Keywords: Habitat models; Random Forests; Fuzzy Bayesian; Fuzzy logic; Boosted Regression Trees; Environmental flows

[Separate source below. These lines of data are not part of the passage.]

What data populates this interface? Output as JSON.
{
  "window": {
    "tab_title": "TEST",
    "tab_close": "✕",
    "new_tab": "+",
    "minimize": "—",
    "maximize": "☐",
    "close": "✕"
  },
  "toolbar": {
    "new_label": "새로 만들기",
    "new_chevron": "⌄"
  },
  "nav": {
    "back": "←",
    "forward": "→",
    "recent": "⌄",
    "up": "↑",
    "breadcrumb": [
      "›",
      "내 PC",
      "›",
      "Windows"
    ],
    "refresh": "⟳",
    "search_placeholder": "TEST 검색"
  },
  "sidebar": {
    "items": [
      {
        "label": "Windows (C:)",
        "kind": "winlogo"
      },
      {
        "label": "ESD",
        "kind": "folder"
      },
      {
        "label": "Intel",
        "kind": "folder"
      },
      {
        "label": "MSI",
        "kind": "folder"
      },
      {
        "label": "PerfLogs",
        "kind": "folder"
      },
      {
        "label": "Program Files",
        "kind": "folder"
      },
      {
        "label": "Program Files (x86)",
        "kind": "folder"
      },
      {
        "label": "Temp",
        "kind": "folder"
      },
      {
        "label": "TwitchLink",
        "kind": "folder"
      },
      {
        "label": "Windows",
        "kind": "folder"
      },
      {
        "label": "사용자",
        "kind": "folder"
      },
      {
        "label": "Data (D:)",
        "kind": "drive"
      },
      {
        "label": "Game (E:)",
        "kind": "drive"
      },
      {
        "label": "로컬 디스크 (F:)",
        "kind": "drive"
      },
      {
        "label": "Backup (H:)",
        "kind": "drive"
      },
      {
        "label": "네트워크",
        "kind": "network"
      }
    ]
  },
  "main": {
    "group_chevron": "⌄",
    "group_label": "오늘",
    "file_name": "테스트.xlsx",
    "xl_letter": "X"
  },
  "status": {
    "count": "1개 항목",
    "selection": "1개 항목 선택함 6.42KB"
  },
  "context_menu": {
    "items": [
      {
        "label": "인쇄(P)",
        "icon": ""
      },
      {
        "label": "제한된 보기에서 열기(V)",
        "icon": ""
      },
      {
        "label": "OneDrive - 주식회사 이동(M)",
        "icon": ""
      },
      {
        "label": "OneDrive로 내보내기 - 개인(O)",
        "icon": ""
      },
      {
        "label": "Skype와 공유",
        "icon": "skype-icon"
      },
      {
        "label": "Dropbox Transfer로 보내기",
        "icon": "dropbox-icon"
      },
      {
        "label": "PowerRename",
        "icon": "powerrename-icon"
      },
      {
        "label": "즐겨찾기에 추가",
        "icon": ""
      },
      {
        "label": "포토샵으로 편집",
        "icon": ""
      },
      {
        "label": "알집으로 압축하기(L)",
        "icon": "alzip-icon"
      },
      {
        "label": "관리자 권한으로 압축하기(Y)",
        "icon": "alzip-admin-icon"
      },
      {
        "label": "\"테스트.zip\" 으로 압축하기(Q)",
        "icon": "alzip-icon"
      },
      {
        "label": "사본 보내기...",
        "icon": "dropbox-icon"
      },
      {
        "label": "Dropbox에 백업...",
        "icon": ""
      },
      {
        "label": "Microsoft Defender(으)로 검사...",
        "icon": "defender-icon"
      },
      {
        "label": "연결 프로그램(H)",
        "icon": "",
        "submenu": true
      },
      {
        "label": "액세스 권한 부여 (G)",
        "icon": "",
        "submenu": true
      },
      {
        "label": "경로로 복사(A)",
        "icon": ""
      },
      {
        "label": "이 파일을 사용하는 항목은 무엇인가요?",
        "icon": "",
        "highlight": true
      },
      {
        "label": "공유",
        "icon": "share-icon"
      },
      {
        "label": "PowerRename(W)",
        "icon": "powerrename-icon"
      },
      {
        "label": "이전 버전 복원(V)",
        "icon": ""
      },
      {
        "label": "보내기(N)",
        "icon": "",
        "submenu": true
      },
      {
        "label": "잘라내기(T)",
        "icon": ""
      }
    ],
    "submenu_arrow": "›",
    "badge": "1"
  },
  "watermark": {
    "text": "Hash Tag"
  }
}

Abstract: Although various methods are currently available for modelling the habitat preferences of aquatic biota, studies comparing the performance of data-driven habitat models are limited. In this study, we assembled a benthic-macroinvertebrate microhabitat-preference dataset and used it to evaluate the predictive accuracy of regression-based univariate Habitat Suitability Curves (HSC), Boosted Regression Trees (BRT), Random Forests (RF), fuzzy-logic-based models using the weighted average (FLWA), maximum membership (FLMM), mean of maximum (FLM) and centroid (FLC) defuzzification algorithms and fuzzy rule-based Bayesian inference (FRB). The results show that the BRT model was the most accurate, closely followed by RF, FRB, FLM and FLMM while the FLC and FLWA algorithms had the lowest performance. However, due to the imbalanced nature of the dataset and in contrast to the fuzzy rule-based algorithms, the HSC, BRT and RF models failed to accurately predict the habitat suitability in low-scored microhabitats. We conclude that, given balanced datasets, BRT and RF can be effectively used in habitat suitability modelling. For imbalanced datasets, a properly adjusted RF model can be applied but when the input dataset is large enough to provide sufficient data-driven IF–THEN rules to train an FRB, FLMM or FLM algorithm, these models will produce the most accurate predictions.